------ Records for this task
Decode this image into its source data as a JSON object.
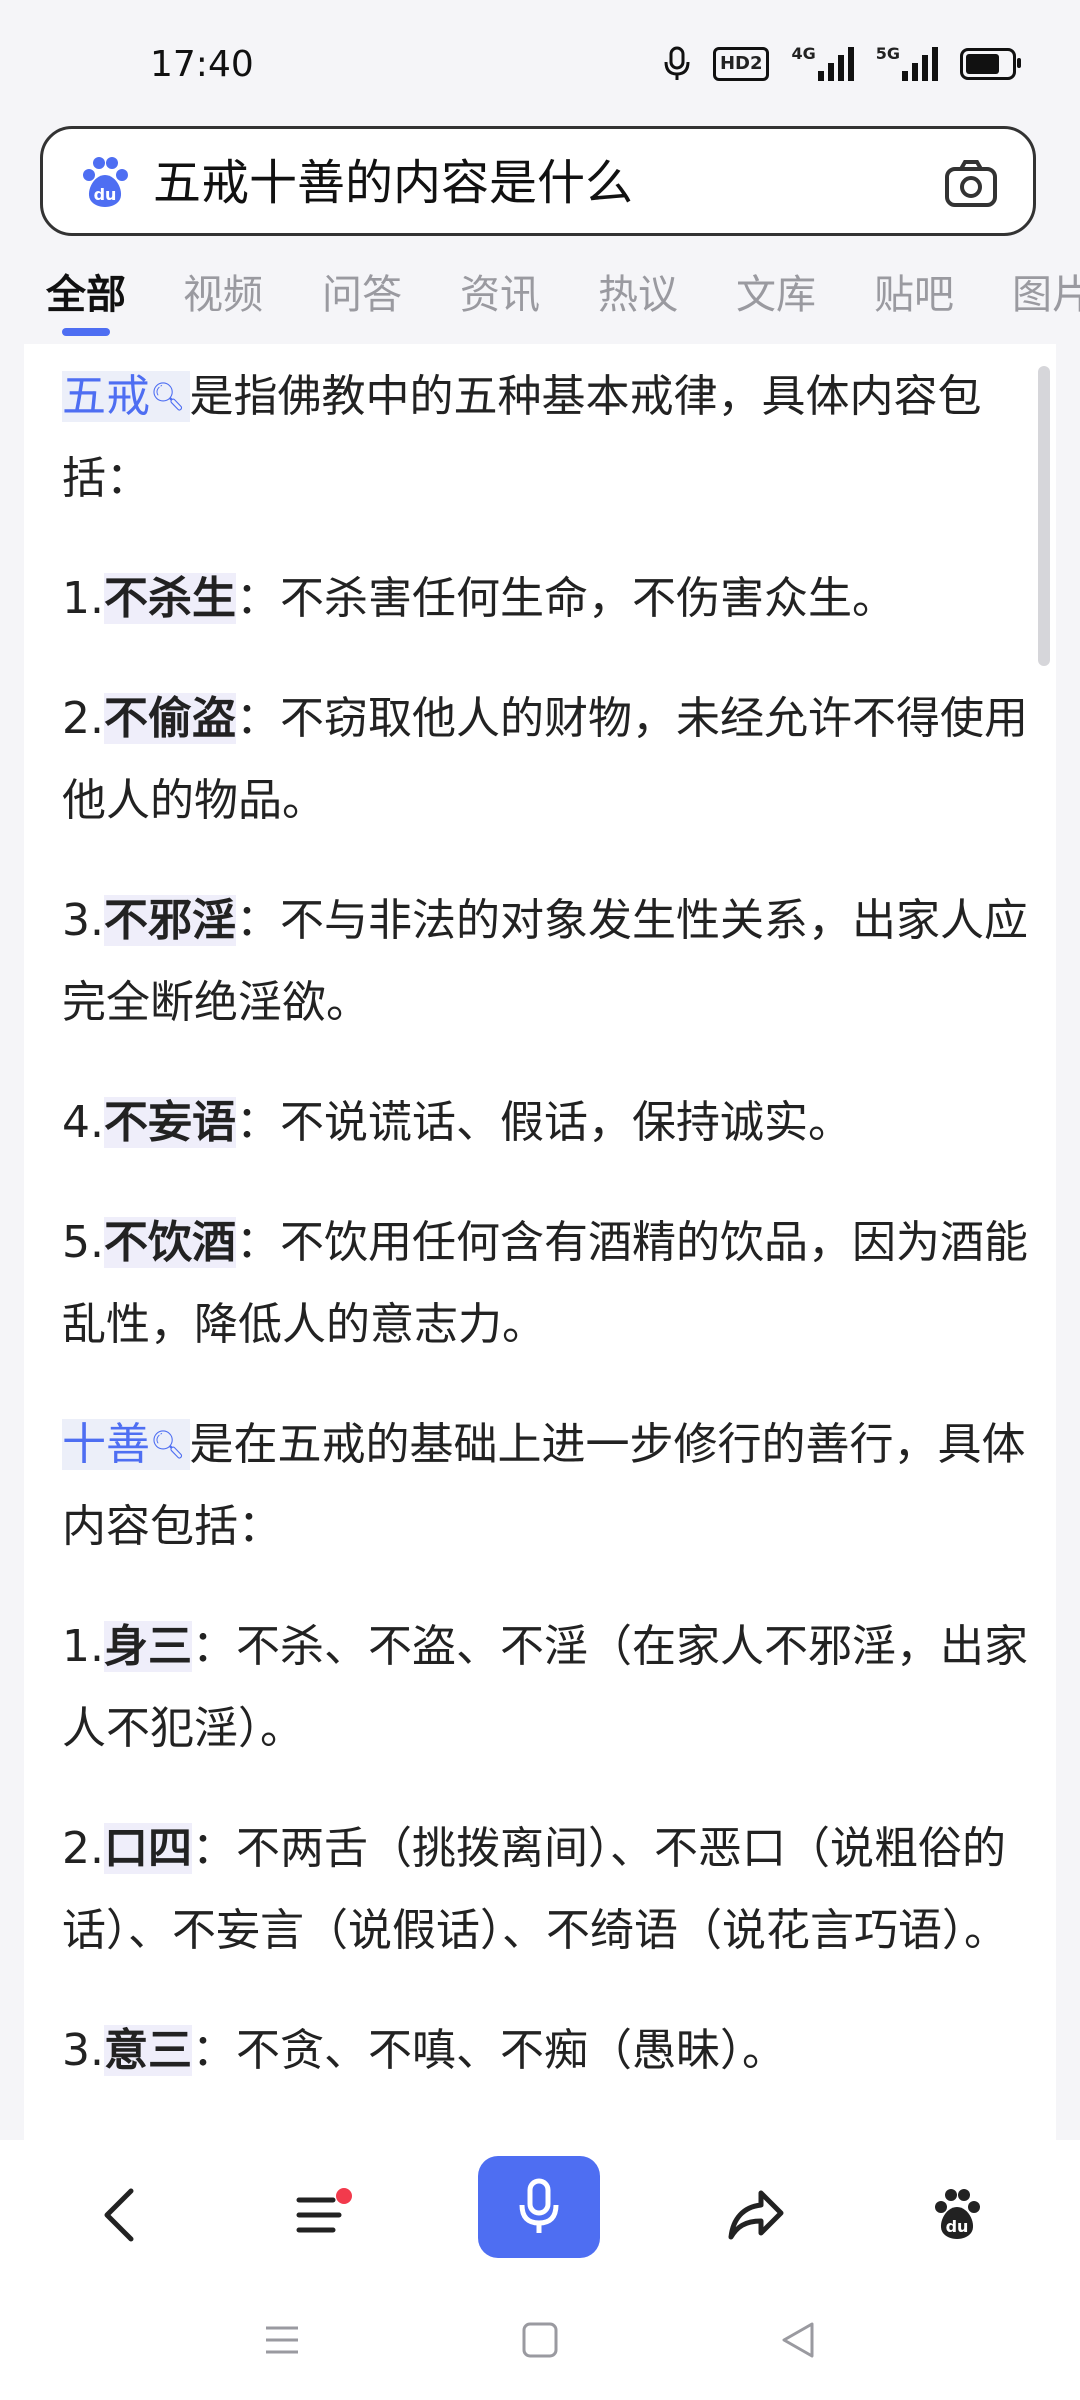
{
  "status_bar": {
    "time": "17:40",
    "icons": [
      "mic-icon",
      "hd-icon",
      "signal-4g-icon",
      "signal-5g-icon",
      "battery-icon"
    ],
    "hd_label": "HD2",
    "sig1_label": "4G",
    "sig2_label": "5G",
    "battery_level": 0.75
  },
  "search": {
    "query": "五戒十善的内容是什么",
    "logo": "baidu-paw-icon",
    "camera": "camera-icon"
  },
  "tabs": [
    {
      "label": "全部",
      "active": true
    },
    {
      "label": "视频"
    },
    {
      "label": "问答"
    },
    {
      "label": "资讯"
    },
    {
      "label": "热议"
    },
    {
      "label": "文库"
    },
    {
      "label": "贴吧"
    },
    {
      "label": "图片"
    }
  ],
  "article": {
    "p1_term": "五戒",
    "p1_rest": "是指佛教中的五种基本戒律，具体内容包括：",
    "wujie": [
      {
        "num": "1.",
        "term": "不杀生",
        "text": "：不杀害任何生命，不伤害众生。"
      },
      {
        "num": "2.",
        "term": "不偷盗",
        "text": "：不窃取他人的财物，未经允许不得使用他人的物品。"
      },
      {
        "num": "3.",
        "term": "不邪淫",
        "text": "：不与非法的对象发生性关系，出家人应完全断绝淫欲。"
      },
      {
        "num": "4.",
        "term": "不妄语",
        "text": "：不说谎话、假话，保持诚实。"
      },
      {
        "num": "5.",
        "term": "不饮酒",
        "text": "：不饮用任何含有酒精的饮品，因为酒能乱性，降低人的意志力。"
      }
    ],
    "p2_term": "十善",
    "p2_rest": "是在五戒的基础上进一步修行的善行，具体内容包括：",
    "shishan": [
      {
        "num": "1.",
        "term": "身三",
        "text": "：不杀、不盗、不淫（在家人不邪淫，出家人不犯淫）。"
      },
      {
        "num": "2.",
        "term": "口四",
        "text": "：不两舌（挑拨离间）、不恶口（说粗俗的话）、不妄言（说假话）、不绮语（说花言巧语）。"
      },
      {
        "num": "3.",
        "term": "意三",
        "text": "：不贪、不嗔、不痴（愚昧）。"
      }
    ]
  },
  "toolbar": {
    "items": [
      "back-icon",
      "menu-icon",
      "voice-mic-icon",
      "share-icon",
      "baidu-paw-icon"
    ],
    "accent": "#4e6ef2",
    "notification_color": "#f23a4c"
  },
  "navbar": {
    "items": [
      "recent-apps-icon",
      "home-icon",
      "back-triangle-icon"
    ]
  }
}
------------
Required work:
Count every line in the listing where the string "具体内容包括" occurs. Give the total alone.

Solution for this task:
2